|Elevation||688 m (2,257 ft) |
|Prominence||688 m (2,257 ft)|
|Translation||little stack (Irish)|
|Location||Mayo, Republic of Ireland|
|Parent range||Achill Island|
Croaghaun (Irish: Cruachán) is a mountain in County Mayo, Ireland. At 688 metres (2,257 ft), it has the highest sea cliffs in Ireland and Great Britain as well as the third highest sea cliffs in Europe (after Hornelen, Norway and Cape Enniberg, Faroe Islands).
Croaghaun is the most westerly peak of Achill Island, and its highest mountain. Its cliffs lie on the northern slope of the mountain. The cliffs at Croaghaun can only be seen by hiking around or to the summit of the mountain, or from the sea. They are part of a sequence of sheer rock faces which start south of Keem Bay and loop around the uninhabited north-west of the island, by Achill Head and Saddle Head, and east to Slievemore, occasionally dropping vertically into the waters of the Atlantic Ocean.

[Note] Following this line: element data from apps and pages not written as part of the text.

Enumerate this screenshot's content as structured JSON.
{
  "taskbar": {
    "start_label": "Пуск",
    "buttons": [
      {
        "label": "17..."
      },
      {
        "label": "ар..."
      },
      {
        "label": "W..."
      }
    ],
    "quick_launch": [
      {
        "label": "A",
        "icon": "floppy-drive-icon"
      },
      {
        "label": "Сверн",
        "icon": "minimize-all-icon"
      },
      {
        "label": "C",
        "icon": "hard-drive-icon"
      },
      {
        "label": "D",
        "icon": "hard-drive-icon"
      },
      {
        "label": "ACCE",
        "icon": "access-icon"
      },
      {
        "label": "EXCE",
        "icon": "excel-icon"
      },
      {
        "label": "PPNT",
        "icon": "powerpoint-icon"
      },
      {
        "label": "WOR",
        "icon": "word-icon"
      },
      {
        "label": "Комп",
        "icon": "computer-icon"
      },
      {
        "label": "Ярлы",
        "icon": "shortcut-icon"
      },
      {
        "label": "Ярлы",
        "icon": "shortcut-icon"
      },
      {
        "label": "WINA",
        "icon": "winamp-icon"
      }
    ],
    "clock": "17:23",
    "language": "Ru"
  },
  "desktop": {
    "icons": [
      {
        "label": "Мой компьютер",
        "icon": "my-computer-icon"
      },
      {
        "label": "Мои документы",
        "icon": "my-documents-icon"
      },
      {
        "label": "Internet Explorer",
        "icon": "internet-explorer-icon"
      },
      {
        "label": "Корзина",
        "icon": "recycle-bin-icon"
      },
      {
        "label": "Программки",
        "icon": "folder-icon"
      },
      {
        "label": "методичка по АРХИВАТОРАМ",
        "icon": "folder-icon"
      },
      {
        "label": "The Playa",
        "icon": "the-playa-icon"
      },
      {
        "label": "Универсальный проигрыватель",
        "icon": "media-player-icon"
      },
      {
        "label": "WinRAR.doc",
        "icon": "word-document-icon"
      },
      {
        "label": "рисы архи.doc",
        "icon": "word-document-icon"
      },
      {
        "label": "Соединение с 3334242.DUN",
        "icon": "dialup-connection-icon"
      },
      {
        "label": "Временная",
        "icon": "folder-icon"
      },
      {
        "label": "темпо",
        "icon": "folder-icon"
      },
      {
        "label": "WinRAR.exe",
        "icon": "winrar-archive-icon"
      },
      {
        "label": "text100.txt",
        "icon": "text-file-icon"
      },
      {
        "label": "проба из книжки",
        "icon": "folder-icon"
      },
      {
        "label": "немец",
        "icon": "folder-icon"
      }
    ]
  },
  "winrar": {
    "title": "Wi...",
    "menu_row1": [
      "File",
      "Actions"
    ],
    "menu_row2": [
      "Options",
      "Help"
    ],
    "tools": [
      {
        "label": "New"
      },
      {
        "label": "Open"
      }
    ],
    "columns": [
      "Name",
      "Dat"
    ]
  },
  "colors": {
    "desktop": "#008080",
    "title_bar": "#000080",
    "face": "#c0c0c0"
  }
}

The Croaghaun cliffs are home to two families of peregrine falcons (RTÉ, 2008). September and October are the best time to see the fastest creatures on Earth here, as they teach their young to fly. Metamorphic, quartz-laden gems may be observed, along with Mediterranean heathers and the waters of the Atlantic. It is common to see shoals of bottle-nosed dolphins and basking sharks, once a source of revenue for Achill Island (BBC, 2009). Porpoises are found in large numbers. Killer whales, humpback whales, and other whales have been sighted.